What did the structures look like when new? How were they built? What were they used for? What kinds of stuff did the people have? Studying what they left behind helps answer these questions and helps us gain a better understanding of the identity of the people who lived here so long ago.
In addition to the site’s ancient historical context, a more recent development – the construction of Abiquiu Dam – played a leading role in the excavation work.
The site was originally excavated by Stewart Peckham, an archaeologist with the Museum of New Mexico. The dam’s construction began in 1956 and the Palisade Ruin was situated in an area meant to become a pit to provide fill for the dam. This would destroy the site in the process.
Peckham led a crew of four archaeologists for six weeks in April and May 1958. They managed to salvage their way through two-thirds of the site, excavating 27 rooms and a single kiva. They were mainly concerned with a rough overview of the site. What was the layout? What larger artifacts could they find? They weren’t as concerned with a more detailed excavation and thus didn’t screen for smaller artifacts.
Because the site was going to be destroyed soon in the dam construction, they didn’t return the dirt they moved in uncovering the rooms, which is a common strategy to stabilize and help preserve a site.
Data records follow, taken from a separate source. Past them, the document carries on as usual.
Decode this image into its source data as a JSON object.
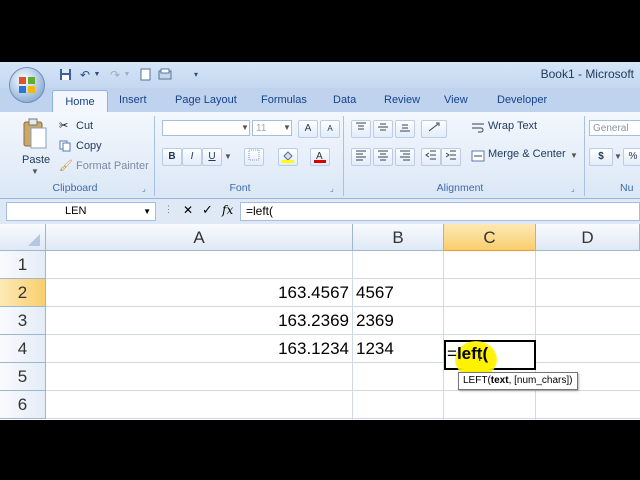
{
  "window": {
    "title": "Book1 - Microsoft"
  },
  "tabs": [
    "Home",
    "Insert",
    "Page Layout",
    "Formulas",
    "Data",
    "Review",
    "View",
    "Developer"
  ],
  "clipboard": {
    "paste": "Paste",
    "cut": "Cut",
    "copy": "Copy",
    "format_painter": "Format Painter",
    "group": "Clipboard"
  },
  "font": {
    "size": "11",
    "group": "Font",
    "bold": "B",
    "italic": "I",
    "underline": "U",
    "grow": "A",
    "shrink": "A"
  },
  "alignment": {
    "wrap_text": "Wrap Text",
    "merge_center": "Merge & Center",
    "group": "Alignment"
  },
  "number": {
    "format": "General",
    "currency": "$",
    "percent": "%",
    "group": "Nu"
  },
  "formula_bar": {
    "name_box": "LEN",
    "cancel": "✕",
    "enter": "✓",
    "fx": "fx",
    "content": "=left("
  },
  "columns": [
    "A",
    "B",
    "C",
    "D"
  ],
  "rows": [
    "1",
    "2",
    "3",
    "4",
    "5",
    "6"
  ],
  "cells": {
    "A2": "163.4567",
    "B2": "4567",
    "A3": "163.2369",
    "B3": "2369",
    "A4": "163.1234",
    "B4": "1234"
  },
  "edit_cell": {
    "ref": "C2",
    "prefix": "=",
    "text": "left("
  },
  "tooltip": {
    "fn": "LEFT(",
    "arg": "text",
    "rest": ", [num_chars])"
  }
}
When Duwe visited the site in June 2015, he noted the presence of “erosion and slumping of the soil in the exposed excavated rooms which will continue without mitigation.”
Fortunately, the site wasn’t needed after all to provide fill for the dam. The site has remained virtually untouched since Peckham’s excavation. One factor that’s helped it remain untouched is that it’s on land that has not been open to the general public.
Eventually District staff and the Abiquiu project would like to be able to use the information gathered this summer to interpret the site for the public. Balancing preservation with showcasing the site to the public so they can better understand and gain an appreciation of the area’s history is the challenge. However, at this point, it’s not one facing District staff this summer as artifact analysis and interpretation is ongoing through the summer of 2017, when they will be returned to the Corps.